# DATASET ENTRIES

=== Section Start ===

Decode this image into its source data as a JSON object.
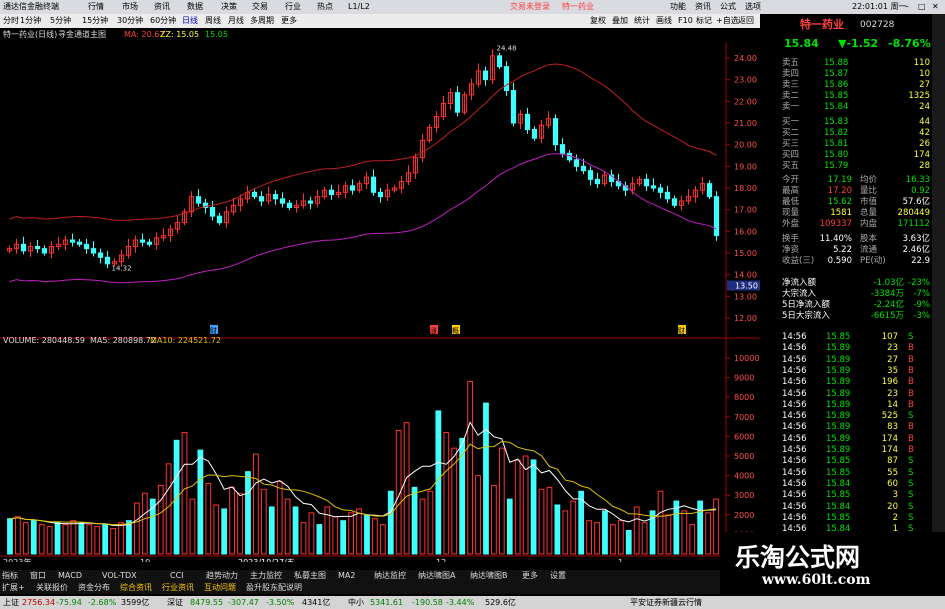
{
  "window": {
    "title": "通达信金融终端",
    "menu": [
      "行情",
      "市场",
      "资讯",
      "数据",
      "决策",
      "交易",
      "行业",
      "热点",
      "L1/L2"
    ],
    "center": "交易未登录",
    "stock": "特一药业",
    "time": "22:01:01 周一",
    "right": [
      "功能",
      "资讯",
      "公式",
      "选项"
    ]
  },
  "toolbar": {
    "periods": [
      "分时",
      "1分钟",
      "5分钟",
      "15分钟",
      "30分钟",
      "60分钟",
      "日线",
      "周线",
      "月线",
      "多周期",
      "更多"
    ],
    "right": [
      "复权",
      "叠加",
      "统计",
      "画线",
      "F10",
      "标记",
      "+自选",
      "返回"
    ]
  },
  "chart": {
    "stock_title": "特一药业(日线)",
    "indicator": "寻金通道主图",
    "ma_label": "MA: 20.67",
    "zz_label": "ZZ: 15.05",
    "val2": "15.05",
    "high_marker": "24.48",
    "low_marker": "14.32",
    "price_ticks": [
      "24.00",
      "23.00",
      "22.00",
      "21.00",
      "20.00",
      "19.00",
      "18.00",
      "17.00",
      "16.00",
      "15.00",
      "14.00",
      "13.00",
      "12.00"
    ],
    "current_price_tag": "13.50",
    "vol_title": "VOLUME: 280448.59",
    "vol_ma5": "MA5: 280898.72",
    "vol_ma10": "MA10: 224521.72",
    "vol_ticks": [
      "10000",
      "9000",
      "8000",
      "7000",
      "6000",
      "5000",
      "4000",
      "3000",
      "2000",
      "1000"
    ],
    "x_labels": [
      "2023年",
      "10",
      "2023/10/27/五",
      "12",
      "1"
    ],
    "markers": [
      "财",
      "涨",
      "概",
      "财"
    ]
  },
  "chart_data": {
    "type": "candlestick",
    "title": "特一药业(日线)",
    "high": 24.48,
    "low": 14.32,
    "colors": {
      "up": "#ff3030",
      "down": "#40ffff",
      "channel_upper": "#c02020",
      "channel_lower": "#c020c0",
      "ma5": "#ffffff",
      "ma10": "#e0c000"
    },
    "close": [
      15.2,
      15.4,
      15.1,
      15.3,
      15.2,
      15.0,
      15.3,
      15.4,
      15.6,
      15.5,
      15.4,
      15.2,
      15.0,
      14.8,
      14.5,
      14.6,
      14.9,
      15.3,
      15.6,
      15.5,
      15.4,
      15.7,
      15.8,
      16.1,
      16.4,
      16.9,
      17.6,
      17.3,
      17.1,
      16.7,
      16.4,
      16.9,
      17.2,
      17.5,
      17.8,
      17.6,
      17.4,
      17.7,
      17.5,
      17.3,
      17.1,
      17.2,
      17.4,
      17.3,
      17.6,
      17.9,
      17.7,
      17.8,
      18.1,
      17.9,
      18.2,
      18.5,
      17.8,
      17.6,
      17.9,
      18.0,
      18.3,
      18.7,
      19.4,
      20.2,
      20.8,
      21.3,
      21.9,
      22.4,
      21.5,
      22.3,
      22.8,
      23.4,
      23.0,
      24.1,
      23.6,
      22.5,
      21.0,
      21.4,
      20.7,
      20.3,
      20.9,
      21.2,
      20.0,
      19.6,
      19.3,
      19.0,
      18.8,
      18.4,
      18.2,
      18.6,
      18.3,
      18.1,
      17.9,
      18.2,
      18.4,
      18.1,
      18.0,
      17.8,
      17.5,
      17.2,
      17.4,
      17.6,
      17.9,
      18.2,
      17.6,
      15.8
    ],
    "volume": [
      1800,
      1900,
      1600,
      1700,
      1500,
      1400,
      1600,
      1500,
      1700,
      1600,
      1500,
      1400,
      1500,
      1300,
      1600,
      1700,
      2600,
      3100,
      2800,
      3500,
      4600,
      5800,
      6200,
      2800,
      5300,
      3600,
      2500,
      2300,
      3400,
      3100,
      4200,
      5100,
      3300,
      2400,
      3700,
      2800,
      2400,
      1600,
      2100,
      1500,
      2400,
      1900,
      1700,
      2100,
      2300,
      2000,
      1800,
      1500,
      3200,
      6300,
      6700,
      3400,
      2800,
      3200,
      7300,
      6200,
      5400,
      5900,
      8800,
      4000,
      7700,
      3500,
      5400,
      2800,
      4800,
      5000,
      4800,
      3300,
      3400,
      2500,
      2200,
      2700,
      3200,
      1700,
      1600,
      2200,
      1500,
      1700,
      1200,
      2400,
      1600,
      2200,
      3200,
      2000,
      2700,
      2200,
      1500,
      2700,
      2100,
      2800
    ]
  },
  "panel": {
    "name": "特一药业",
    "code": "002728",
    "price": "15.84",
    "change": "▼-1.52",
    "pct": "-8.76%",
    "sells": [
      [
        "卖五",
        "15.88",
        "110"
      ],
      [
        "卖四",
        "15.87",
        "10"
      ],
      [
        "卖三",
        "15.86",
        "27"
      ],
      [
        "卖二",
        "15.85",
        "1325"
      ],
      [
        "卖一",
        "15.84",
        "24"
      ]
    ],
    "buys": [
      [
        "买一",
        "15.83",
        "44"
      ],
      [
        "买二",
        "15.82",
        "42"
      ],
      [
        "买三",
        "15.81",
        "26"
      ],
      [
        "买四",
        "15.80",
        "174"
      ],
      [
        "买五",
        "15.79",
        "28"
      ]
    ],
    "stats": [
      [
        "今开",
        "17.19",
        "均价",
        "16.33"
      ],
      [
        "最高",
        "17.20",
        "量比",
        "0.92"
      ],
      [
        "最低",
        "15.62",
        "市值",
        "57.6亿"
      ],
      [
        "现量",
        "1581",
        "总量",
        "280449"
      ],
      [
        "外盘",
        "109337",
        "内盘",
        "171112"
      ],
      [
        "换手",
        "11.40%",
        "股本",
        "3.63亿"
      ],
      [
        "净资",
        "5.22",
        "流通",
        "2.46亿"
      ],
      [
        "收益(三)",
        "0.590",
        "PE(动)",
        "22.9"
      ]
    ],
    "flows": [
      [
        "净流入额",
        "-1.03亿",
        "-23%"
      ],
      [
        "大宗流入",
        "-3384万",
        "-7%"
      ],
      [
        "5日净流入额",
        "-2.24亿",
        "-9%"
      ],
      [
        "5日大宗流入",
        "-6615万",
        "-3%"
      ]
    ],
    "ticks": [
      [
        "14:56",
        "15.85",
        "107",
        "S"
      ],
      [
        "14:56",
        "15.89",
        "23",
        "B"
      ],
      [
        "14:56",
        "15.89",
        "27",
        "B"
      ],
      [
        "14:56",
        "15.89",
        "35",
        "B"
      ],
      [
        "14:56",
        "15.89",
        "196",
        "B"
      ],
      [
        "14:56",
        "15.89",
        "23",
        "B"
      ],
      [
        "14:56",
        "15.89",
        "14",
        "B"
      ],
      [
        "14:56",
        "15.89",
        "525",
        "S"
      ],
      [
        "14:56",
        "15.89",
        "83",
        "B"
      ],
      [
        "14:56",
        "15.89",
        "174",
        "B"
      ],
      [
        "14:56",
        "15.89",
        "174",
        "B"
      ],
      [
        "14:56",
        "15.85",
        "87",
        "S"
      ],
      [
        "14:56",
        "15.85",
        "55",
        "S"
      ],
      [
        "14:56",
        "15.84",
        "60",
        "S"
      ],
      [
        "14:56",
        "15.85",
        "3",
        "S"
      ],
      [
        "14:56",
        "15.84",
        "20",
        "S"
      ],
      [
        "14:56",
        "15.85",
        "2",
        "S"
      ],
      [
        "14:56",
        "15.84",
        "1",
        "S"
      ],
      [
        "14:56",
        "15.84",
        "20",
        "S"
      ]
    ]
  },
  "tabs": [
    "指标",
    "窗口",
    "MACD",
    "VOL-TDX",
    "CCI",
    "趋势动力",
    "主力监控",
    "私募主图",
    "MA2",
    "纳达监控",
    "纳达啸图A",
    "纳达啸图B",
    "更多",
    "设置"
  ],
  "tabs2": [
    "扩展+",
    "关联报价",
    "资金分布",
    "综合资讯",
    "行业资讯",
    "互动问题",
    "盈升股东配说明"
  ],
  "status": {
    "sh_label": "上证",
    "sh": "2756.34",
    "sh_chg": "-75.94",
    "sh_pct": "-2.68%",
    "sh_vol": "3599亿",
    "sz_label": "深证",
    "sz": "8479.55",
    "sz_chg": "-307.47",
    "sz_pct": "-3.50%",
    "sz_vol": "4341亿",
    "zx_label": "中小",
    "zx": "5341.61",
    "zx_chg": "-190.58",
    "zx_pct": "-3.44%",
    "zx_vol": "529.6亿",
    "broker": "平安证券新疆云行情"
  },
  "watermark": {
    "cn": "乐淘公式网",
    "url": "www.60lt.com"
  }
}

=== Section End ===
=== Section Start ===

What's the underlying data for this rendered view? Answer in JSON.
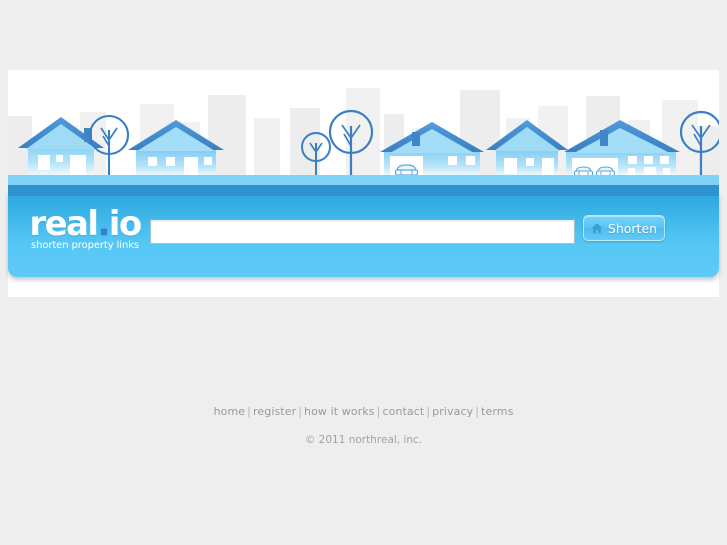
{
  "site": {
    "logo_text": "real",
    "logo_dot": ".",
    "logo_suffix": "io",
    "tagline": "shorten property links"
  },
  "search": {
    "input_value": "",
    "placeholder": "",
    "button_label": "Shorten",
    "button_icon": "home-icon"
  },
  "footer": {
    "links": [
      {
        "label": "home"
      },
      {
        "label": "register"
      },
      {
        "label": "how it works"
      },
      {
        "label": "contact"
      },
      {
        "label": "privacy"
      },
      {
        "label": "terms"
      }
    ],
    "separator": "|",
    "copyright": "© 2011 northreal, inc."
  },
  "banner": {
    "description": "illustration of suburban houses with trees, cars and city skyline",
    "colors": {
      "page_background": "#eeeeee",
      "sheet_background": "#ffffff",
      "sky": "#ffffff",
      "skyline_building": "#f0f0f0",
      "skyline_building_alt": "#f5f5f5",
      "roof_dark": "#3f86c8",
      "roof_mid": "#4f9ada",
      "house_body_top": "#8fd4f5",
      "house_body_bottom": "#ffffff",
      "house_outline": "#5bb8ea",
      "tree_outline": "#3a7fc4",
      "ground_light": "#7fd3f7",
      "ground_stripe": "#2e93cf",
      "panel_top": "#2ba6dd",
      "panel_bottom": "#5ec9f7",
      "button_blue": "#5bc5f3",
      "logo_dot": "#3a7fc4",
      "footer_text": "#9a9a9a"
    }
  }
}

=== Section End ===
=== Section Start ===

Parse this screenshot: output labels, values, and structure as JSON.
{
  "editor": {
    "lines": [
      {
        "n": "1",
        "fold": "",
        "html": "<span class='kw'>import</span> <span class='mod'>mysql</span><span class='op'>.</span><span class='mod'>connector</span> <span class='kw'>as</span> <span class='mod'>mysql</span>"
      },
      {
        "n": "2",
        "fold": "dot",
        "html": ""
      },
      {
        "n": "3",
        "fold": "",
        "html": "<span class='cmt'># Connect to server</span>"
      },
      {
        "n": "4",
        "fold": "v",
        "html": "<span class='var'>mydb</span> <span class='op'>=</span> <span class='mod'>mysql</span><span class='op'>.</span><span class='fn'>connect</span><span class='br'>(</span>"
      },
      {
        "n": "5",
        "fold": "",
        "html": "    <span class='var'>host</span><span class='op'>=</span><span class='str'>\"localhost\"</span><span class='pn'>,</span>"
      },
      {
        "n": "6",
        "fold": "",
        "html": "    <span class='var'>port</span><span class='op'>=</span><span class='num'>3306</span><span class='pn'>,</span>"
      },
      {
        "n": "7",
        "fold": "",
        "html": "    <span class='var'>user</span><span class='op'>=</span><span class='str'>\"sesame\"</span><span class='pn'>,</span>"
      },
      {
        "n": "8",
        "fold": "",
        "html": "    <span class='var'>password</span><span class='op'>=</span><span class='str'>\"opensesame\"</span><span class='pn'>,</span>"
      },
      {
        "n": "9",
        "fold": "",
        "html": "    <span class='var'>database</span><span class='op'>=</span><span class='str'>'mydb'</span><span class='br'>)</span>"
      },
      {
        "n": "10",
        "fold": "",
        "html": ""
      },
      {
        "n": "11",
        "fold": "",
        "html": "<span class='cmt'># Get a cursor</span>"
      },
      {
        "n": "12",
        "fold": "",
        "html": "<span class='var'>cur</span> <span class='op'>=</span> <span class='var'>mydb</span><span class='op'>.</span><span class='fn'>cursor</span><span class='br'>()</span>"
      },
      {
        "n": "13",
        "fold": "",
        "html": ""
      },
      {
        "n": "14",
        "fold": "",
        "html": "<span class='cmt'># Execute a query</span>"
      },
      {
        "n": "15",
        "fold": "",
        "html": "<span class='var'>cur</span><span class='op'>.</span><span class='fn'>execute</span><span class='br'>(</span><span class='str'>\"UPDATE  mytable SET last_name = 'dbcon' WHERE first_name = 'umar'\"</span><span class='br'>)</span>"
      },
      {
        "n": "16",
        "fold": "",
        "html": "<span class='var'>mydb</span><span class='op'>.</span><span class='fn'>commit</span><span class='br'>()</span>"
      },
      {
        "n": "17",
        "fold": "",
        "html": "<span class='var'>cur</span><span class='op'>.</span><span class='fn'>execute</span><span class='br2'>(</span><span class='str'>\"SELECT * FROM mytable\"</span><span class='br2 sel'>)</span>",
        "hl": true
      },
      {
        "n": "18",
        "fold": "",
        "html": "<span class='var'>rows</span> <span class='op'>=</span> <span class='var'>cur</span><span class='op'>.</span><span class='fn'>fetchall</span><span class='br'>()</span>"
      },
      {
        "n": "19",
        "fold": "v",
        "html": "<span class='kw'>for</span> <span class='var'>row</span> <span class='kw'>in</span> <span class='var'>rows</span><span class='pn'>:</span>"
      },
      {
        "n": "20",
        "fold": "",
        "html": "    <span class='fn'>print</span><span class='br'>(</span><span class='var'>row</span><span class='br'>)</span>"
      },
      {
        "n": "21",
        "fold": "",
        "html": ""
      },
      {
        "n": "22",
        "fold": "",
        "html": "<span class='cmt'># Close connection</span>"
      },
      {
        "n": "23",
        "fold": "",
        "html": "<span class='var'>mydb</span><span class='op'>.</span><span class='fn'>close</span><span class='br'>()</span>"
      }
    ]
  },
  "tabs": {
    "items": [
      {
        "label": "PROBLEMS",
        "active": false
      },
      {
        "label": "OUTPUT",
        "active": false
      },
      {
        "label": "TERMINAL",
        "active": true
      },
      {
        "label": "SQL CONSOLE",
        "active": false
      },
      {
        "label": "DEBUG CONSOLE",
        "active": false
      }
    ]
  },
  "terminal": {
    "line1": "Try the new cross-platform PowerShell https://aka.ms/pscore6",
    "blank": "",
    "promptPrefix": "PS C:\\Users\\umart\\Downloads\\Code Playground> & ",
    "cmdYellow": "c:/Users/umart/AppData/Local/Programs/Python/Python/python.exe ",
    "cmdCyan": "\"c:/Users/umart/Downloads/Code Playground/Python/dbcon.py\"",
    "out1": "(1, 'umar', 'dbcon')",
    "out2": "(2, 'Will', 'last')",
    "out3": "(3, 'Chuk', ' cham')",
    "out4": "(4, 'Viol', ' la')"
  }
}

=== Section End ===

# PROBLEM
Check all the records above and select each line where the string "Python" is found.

# YOUR RESPONSE
    "cmdYellow": "c:/Users/umart/AppData/Local/Programs/Python/Python/python.exe ",
    "cmdCyan": "\"c:/Users/umart/Downloads/Code Playground/Python/dbcon.py\"",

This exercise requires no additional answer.